» **Data provided**
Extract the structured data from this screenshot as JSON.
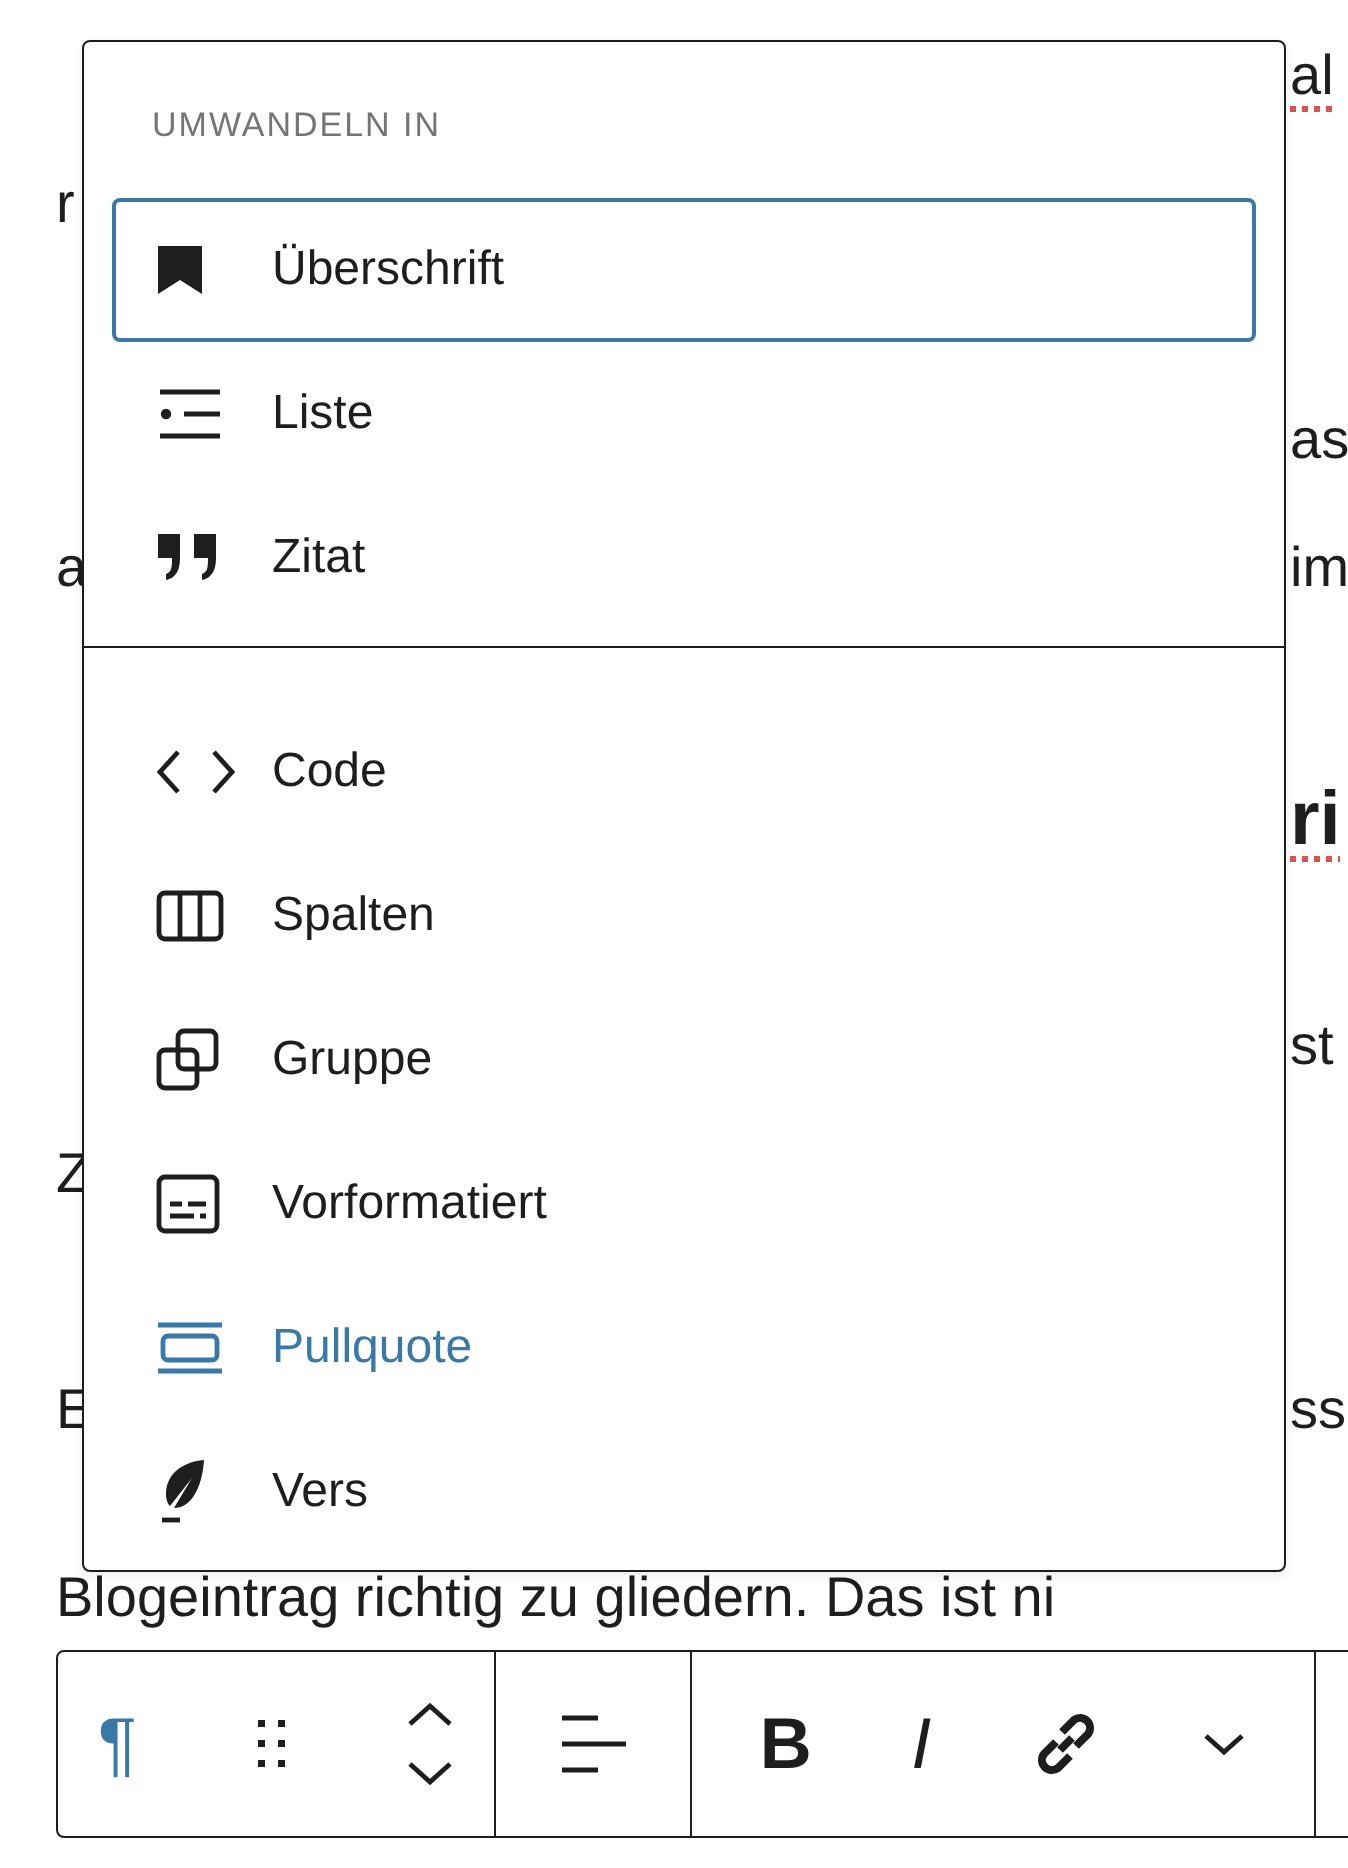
{
  "document": [
    {
      "kind": "paragraph",
      "lines": [
        {
          "right": "al",
          "right_misspelled": true
        },
        {
          "left": "r"
        }
      ]
    },
    {
      "kind": "paragraph",
      "lines": [
        {
          "right": "as",
          "right_misspelled": false
        },
        {
          "left": "a",
          "right": "im",
          "right_misspelled": false
        }
      ]
    },
    {
      "kind": "heading",
      "lines": [
        {
          "right": "ri",
          "right_misspelled": true
        }
      ]
    },
    {
      "kind": "paragraph",
      "lines": [
        {
          "right": "st",
          "right_misspelled": false
        },
        {
          "left": "Z"
        }
      ]
    },
    {
      "kind": "paragraph",
      "lines": [
        {
          "left": "E",
          "right": "ss",
          "right_misspelled": false
        },
        {
          "text": "Blogeintrag richtig zu gliedern. Das ist ni"
        }
      ]
    }
  ],
  "transform_menu": {
    "title": "UMWANDELN IN",
    "groups": [
      [
        {
          "kind": "heading",
          "label": "Überschrift",
          "selected": true,
          "highlighted": false
        },
        {
          "kind": "list",
          "label": "Liste",
          "selected": false,
          "highlighted": false
        },
        {
          "kind": "quote",
          "label": "Zitat",
          "selected": false,
          "highlighted": false
        }
      ],
      [
        {
          "kind": "code",
          "label": "Code",
          "selected": false,
          "highlighted": false
        },
        {
          "kind": "columns",
          "label": "Spalten",
          "selected": false,
          "highlighted": false
        },
        {
          "kind": "group",
          "label": "Gruppe",
          "selected": false,
          "highlighted": false
        },
        {
          "kind": "preformatted",
          "label": "Vorformatiert",
          "selected": false,
          "highlighted": false
        },
        {
          "kind": "pullquote",
          "label": "Pullquote",
          "selected": false,
          "highlighted": true
        },
        {
          "kind": "verse",
          "label": "Vers",
          "selected": false,
          "highlighted": false
        }
      ]
    ]
  },
  "toolbar": {
    "groups": [
      [
        {
          "kind": "paragraph",
          "glyph": "¶",
          "active": true
        },
        {
          "kind": "drag"
        },
        {
          "kind": "move"
        }
      ],
      [
        {
          "kind": "align"
        }
      ],
      [
        {
          "kind": "bold",
          "glyph": "B"
        },
        {
          "kind": "italic",
          "glyph": "I"
        },
        {
          "kind": "link"
        },
        {
          "kind": "more"
        }
      ]
    ]
  }
}
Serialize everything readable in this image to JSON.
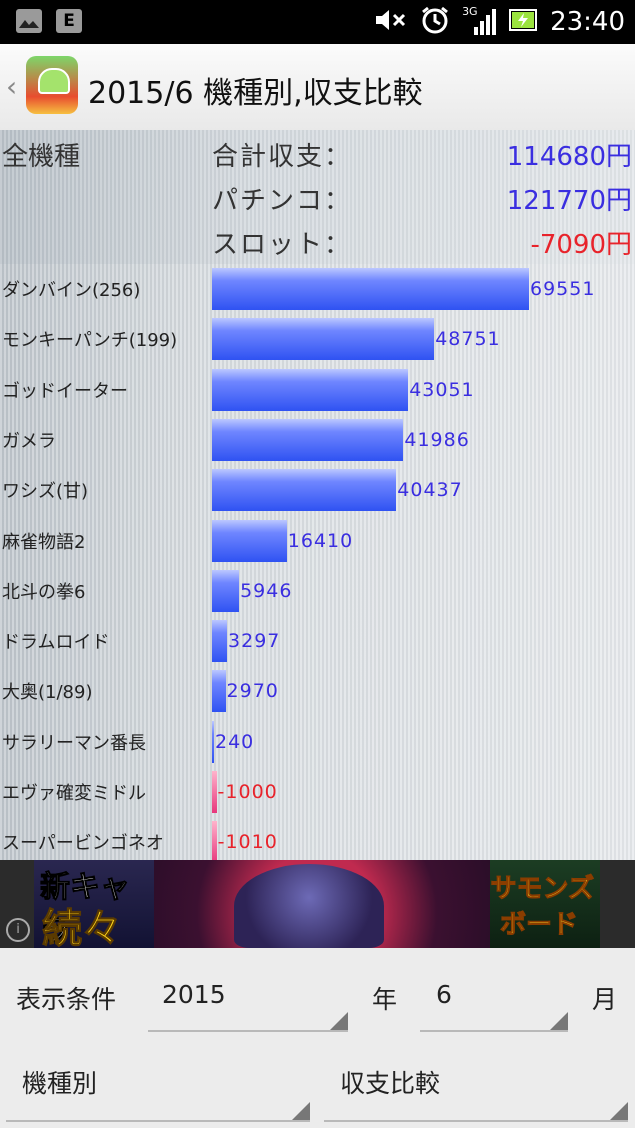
{
  "status_bar": {
    "icons_left": [
      "image-icon",
      "e-network-icon"
    ],
    "network_label": "E",
    "icons_right": [
      "mute-icon",
      "alarm-icon",
      "signal-3g-icon",
      "battery-icon"
    ],
    "network_type": "3G",
    "time": "23:40"
  },
  "action_bar": {
    "title": "2015/6 機種別,収支比較"
  },
  "summary": {
    "category": "全機種",
    "rows": [
      {
        "label": "合計収支：",
        "value": "114680円",
        "color": "#3a2ee0"
      },
      {
        "label": "パチンコ：",
        "value": "121770円",
        "color": "#3a2ee0"
      },
      {
        "label": "スロット：",
        "value": "-7090円",
        "color": "#e8232b"
      }
    ]
  },
  "chart_data": {
    "type": "bar",
    "orientation": "horizontal",
    "categories": [
      "ダンバイン(256)",
      "モンキーパンチ(199)",
      "ゴッドイーター",
      "ガメラ",
      "ワシズ(甘)",
      "麻雀物語2",
      "北斗の拳6",
      "ドラムロイド",
      "大奥(1/89)",
      "サラリーマン番長",
      "エヴァ確変ミドル",
      "スーパービンゴネオ"
    ],
    "values": [
      69551,
      48751,
      43051,
      41986,
      40437,
      16410,
      5946,
      3297,
      2970,
      240,
      -1000,
      -1010
    ],
    "positive_color": "#3a2ee0",
    "negative_color": "#e8232b"
  },
  "ad": {
    "headline_1": "新キャラ",
    "headline_2": "続々",
    "logo_1": "サモンズ",
    "logo_2": "ボード"
  },
  "controls": {
    "condition_label": "表示条件",
    "year_value": "2015",
    "year_unit": "年",
    "month_value": "6",
    "month_unit": "月",
    "group_value": "機種別",
    "compare_value": "収支比較"
  }
}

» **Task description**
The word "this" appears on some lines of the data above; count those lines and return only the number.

» **Answer box**
2